TASK DETAILS ::
Look below for lines that hold the string "title" and copy each one.

TASK INPUTS ::
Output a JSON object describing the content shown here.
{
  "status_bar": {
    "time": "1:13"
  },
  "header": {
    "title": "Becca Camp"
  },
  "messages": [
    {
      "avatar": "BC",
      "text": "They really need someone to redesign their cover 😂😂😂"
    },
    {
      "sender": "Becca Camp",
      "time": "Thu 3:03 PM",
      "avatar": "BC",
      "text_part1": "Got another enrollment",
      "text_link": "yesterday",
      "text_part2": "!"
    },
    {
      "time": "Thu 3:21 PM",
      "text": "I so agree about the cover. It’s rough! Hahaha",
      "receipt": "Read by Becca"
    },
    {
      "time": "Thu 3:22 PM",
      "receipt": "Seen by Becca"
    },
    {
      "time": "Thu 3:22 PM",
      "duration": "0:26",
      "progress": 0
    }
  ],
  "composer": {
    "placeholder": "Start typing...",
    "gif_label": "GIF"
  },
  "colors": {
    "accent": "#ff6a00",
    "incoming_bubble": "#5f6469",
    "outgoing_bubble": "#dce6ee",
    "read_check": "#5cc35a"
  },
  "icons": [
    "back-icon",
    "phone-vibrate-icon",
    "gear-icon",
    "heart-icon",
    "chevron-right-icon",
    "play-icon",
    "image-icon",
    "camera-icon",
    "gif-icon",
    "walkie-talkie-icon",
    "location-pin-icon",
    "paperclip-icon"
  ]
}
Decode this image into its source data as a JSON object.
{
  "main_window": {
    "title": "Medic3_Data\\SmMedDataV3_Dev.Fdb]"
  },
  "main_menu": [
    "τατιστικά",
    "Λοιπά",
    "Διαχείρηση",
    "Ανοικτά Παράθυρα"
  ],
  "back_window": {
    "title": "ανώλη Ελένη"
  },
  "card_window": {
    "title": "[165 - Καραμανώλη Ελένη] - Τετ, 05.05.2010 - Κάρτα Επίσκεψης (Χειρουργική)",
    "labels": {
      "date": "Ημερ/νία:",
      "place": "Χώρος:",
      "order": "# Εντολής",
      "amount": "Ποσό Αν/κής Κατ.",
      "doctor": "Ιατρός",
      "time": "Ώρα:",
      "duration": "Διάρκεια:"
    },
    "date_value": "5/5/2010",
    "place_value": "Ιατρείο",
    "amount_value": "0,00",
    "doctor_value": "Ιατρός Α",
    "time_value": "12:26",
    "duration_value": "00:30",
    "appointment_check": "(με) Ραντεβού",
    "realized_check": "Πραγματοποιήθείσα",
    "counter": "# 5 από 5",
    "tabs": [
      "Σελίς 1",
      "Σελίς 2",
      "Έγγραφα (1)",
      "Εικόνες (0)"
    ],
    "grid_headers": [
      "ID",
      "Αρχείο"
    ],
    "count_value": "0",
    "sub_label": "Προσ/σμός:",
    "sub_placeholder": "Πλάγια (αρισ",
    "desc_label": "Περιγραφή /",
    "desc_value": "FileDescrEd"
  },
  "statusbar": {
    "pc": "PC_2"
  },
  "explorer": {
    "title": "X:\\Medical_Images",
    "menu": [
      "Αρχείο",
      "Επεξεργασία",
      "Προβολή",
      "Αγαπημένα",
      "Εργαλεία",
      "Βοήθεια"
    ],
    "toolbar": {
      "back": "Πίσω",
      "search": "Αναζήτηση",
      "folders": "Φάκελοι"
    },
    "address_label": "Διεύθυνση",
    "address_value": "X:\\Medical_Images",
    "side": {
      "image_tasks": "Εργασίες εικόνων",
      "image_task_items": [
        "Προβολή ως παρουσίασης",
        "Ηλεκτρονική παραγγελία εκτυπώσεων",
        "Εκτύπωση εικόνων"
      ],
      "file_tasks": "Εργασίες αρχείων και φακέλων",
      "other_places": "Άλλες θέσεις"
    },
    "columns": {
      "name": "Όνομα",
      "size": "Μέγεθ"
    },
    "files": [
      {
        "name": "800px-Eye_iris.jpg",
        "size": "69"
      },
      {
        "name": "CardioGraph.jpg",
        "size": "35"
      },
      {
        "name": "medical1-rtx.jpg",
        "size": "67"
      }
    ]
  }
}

SOLUTION TO THIS PROBLEM ::
    "title": "Becca Camp"
    "title": "Medic3_Data\\SmMedDataV3_Dev.Fdb]"
    "title": "ανώλη Ελένη"
    "title": "[165 - Καραμανώλη Ελένη] - Τετ, 05.05.2010 - Κάρτα Επίσκεψης (Χειρουργική)",
    "title": "X:\\Medical_Images",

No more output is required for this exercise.